Every year, US restaurants waste between 22 and 33 billion pounds of food.
Not only is food loss a waste of money, but it's also damaging to the environment. When unused food gets thrown away, it's transported to a landfill where it releases methane and contributes to global warming.
While it's impossible to avoid food wastage entirely, there are ways to repurpose unused ingredients and make your kitchen more sustainable.
Fermentation, or the chemical breakdown of bacteria, yeast and other microorganisms, is a process commonly used to make things like beer, wine and yogurt. It can also be used to transform food scraps into new, tasty ingredients. Stuck with kale or broccoli stems? Make pickled vegetables! Have some apple peels? Make apple cider vinegar! The possibilities are endless.
Next time you suspect your milk is going sour, don't just dump it down the sink — try making cheese instead! Old milk can be used to make cheese curds, cottage cheese or firm cheese with the consistency of feta. All you need is milk, white vinegar and a cheesecloth.

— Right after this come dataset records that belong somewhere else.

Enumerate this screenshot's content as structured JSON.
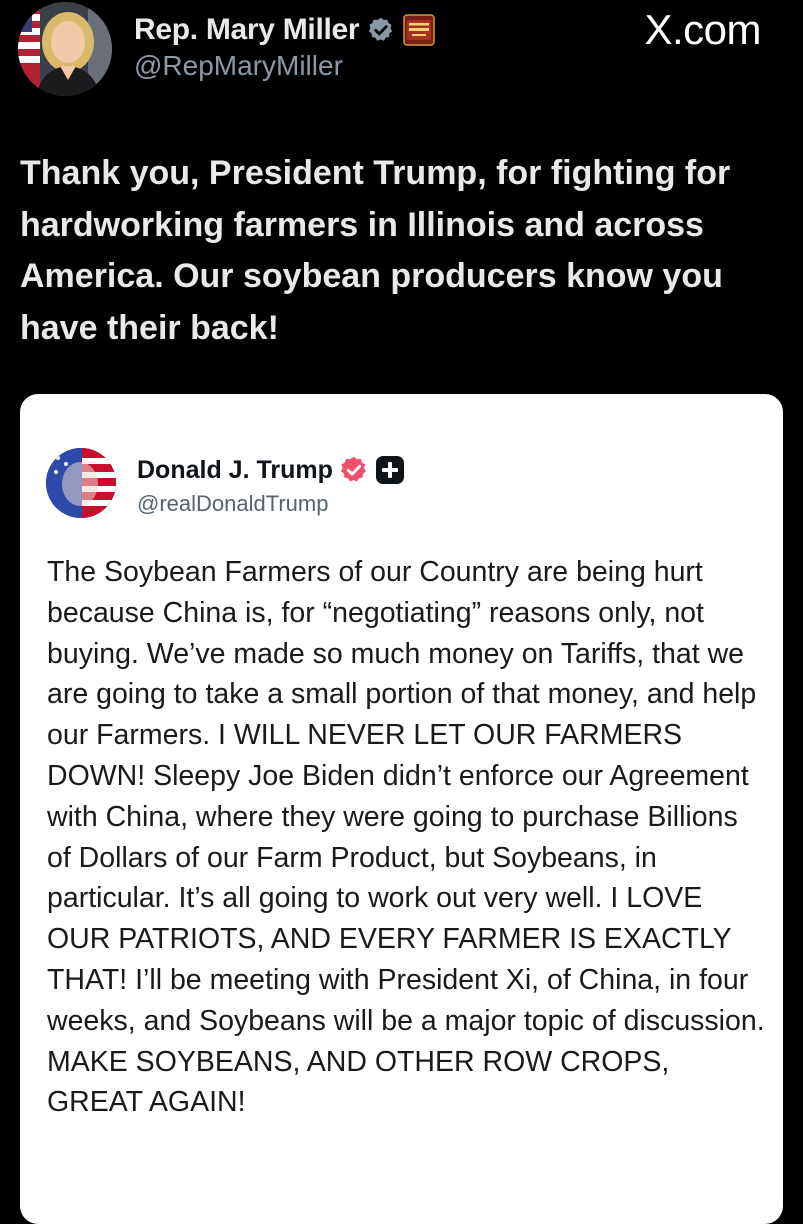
{
  "post": {
    "author": {
      "name": "Rep. Mary Miller",
      "handle": "@RepMaryMiller",
      "avatar_icon": "profile-photo",
      "verified_color": "#8b98a5"
    },
    "site_label": "X.com",
    "text": "Thank you, President Trump, for fighting for hardworking farmers in Illinois and across America. Our soybean producers know you have their back!"
  },
  "quoted_post": {
    "author": {
      "name": "Donald J. Trump",
      "handle": "@realDonaldTrump",
      "avatar_icon": "flag-portrait",
      "verified_color": "#f0506e"
    },
    "text": "The Soybean Farmers of our Country are being hurt because China is, for “negotiating” reasons only, not buying. We’ve made so much money on Tariffs, that we are going to take a small portion of that money, and help our Farmers. I WILL NEVER LET OUR FARMERS DOWN! Sleepy Joe Biden didn’t enforce our Agreement with China, where they were going to purchase Billions of Dollars of our Farm Product, but Soybeans, in particular. It’s all going to work out very well. I LOVE OUR PATRIOTS, AND EVERY FARMER IS EXACTLY THAT! I’ll be meeting with President Xi, of China, in four weeks, and Soybeans will be a major topic of discussion. MAKE SOYBEANS, AND OTHER ROW CROPS, GREAT AGAIN!"
  },
  "colors": {
    "background": "#000000",
    "card": "#ffffff",
    "primary_text": "#e7e9ea",
    "secondary_text": "#8b98a5"
  }
}
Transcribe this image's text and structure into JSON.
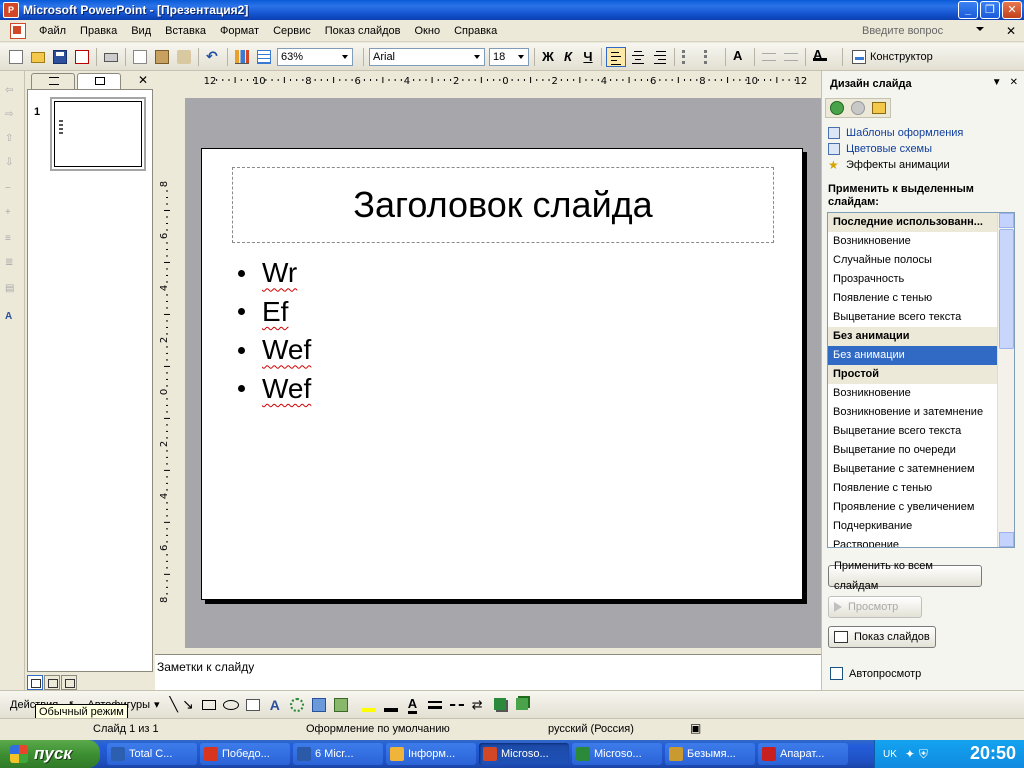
{
  "window": {
    "title": "Microsoft PowerPoint - [Презентация2]"
  },
  "menu": {
    "items": [
      "Файл",
      "Правка",
      "Вид",
      "Вставка",
      "Формат",
      "Сервис",
      "Показ слайдов",
      "Окно",
      "Справка"
    ],
    "help_placeholder": "Введите вопрос"
  },
  "toolbar": {
    "zoom": "63%",
    "font": "Arial",
    "font_size": "18",
    "bold": "Ж",
    "italic": "К",
    "underline": "Ч",
    "designer": "Конструктор"
  },
  "ruler": {
    "horizontal_labels": [
      "12",
      "10",
      "8",
      "6",
      "4",
      "2",
      "0",
      "2",
      "4",
      "6",
      "8",
      "10",
      "12"
    ],
    "vertical_labels": [
      "8",
      "6",
      "4",
      "2",
      "0",
      "2",
      "4",
      "6",
      "8"
    ]
  },
  "slides_pane": {
    "slide_number": "1"
  },
  "slide": {
    "title": "Заголовок слайда",
    "bullets": [
      "Wr",
      "Ef",
      "Wef",
      "Wef"
    ]
  },
  "notes": {
    "placeholder": "Заметки к слайду"
  },
  "task_pane": {
    "title": "Дизайн слайда",
    "links": [
      "Шаблоны оформления",
      "Цветовые схемы",
      "Эффекты анимации"
    ],
    "apply_label": "Применить к выделенным слайдам:",
    "animations": [
      {
        "label": "Последние использованн...",
        "kind": "header"
      },
      {
        "label": "Возникновение",
        "kind": "item"
      },
      {
        "label": "Случайные полосы",
        "kind": "item"
      },
      {
        "label": "Прозрачность",
        "kind": "item"
      },
      {
        "label": "Появление с тенью",
        "kind": "item"
      },
      {
        "label": "Выцветание всего текста",
        "kind": "item"
      },
      {
        "label": "Без анимации",
        "kind": "header"
      },
      {
        "label": "Без анимации",
        "kind": "selected"
      },
      {
        "label": "Простой",
        "kind": "header"
      },
      {
        "label": "Возникновение",
        "kind": "item"
      },
      {
        "label": "Возникновение и затемнение",
        "kind": "item"
      },
      {
        "label": "Выцветание всего текста",
        "kind": "item"
      },
      {
        "label": "Выцветание по очереди",
        "kind": "item"
      },
      {
        "label": "Выцветание с затемнением",
        "kind": "item"
      },
      {
        "label": "Появление с тенью",
        "kind": "item"
      },
      {
        "label": "Проявление с увеличением",
        "kind": "item"
      },
      {
        "label": "Подчеркивание",
        "kind": "item"
      },
      {
        "label": "Растворение",
        "kind": "item"
      }
    ],
    "apply_all_button": "Применить ко всем слайдам",
    "preview_button": "Просмотр",
    "slideshow_button": "Показ слайдов",
    "autopreview_label": "Автопросмотр"
  },
  "drawing_toolbar": {
    "actions": "Действия",
    "autoshapes": "Автофигуры",
    "tooltip": "Обычный режим"
  },
  "status_bar": {
    "slide_count": "Слайд 1 из 1",
    "design": "Оформление по умолчанию",
    "language": "русский (Россия)"
  },
  "taskbar": {
    "start": "пуск",
    "tasks": [
      {
        "label": "Total C...",
        "color": "#2d5fb0"
      },
      {
        "label": "Победо...",
        "color": "#d8341e"
      },
      {
        "label": "6 Micr...",
        "color": "#2b5aa8"
      },
      {
        "label": "Інформ...",
        "color": "#f0b43a"
      },
      {
        "label": "Microso...",
        "color": "#d24726",
        "active": true
      },
      {
        "label": "Microso...",
        "color": "#2a8a3a"
      },
      {
        "label": "Безымя...",
        "color": "#c89a30"
      },
      {
        "label": "Апарат...",
        "color": "#c8201e"
      }
    ],
    "lang": "UK",
    "clock": "20:50"
  }
}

Have you ever wondered how much waste results from your morning cup of coffee? The answer is a lot. Coffee shops accumulate tons of coffee grounds that usually end up sitting in a landfill. However, believe it or not, these grounds can actually be used to create fuel to power wood burners and stoves. They can also be used to make unique dishes and mugs. If you don't know how to repurpose coffee grounds, consider donating them to an organization that can!
Composting is a natural process that involves recycling organic matter — such as food scraps — to create fertilizer. Professional restaurants in the United Kingdom (such as Arbor and Sat Bains) have successfully implemented composting systems to lower the amount of food scraps that end up in the trash.
Cooking oil is more versatile than one might think — along with frying up your favorite dish, it can be repurposed into biofuel and used to heat homes. This sustainability method is frequently used by Arbor, a restaurant that earned the title of "UK's most eco-friendly restaurant." In addition to donating your unused cooking oil, consider giving extra ingredients to local food banks and homeless shelters.
Food isn't the only thing you should recycle — making packaging sustainable is also a great way to help the environment and reduce waste. Things like styrofoam and single-use plastic, which account for 30% of municipal waste, can pollute the air and harm animals. Environmentally-friendly alternatives such as cardboard boxes or recyclable paper bags are better for the earth and help improve your brand image.
A great way to reduce your food waste and your costs is to open a dark kitchen. Unlike a traditional brick-and-mortar restaurant, dark kitchens have no dine-in area — instead, they serve customers solely through online ordering. Thus, they only require a small kitchen space to operate. Different virtual brands may rent the same space, consequently sharing utilities, appliances and even ingredients. If you have ingredients that are going to expire, you can give them to another ghost kitchen rather than let them go to waste.
Whether you run a ghost kitchen or a traditional restaurant, you probably rely on delivery services to reach a solid portion of customers. While delivery applications are a great way to expand your audience, they can be difficult to manage. Most restaurants receive different devices for each service and have to manage multiple tablets at once. Not only is this process inefficient, but it can also cause food wastage as a result of missed or mistaken orders.
Instead of juggling multiple devices, consider streamlining all orders to a single device using Cuboh. This platform revolutionizes the restaurant industry by sending every order to your restaurant SaaS system in real-time, consequently increasing your capacity for online orders. With the right restaurant technology, you can boost productivity and help save food in the process!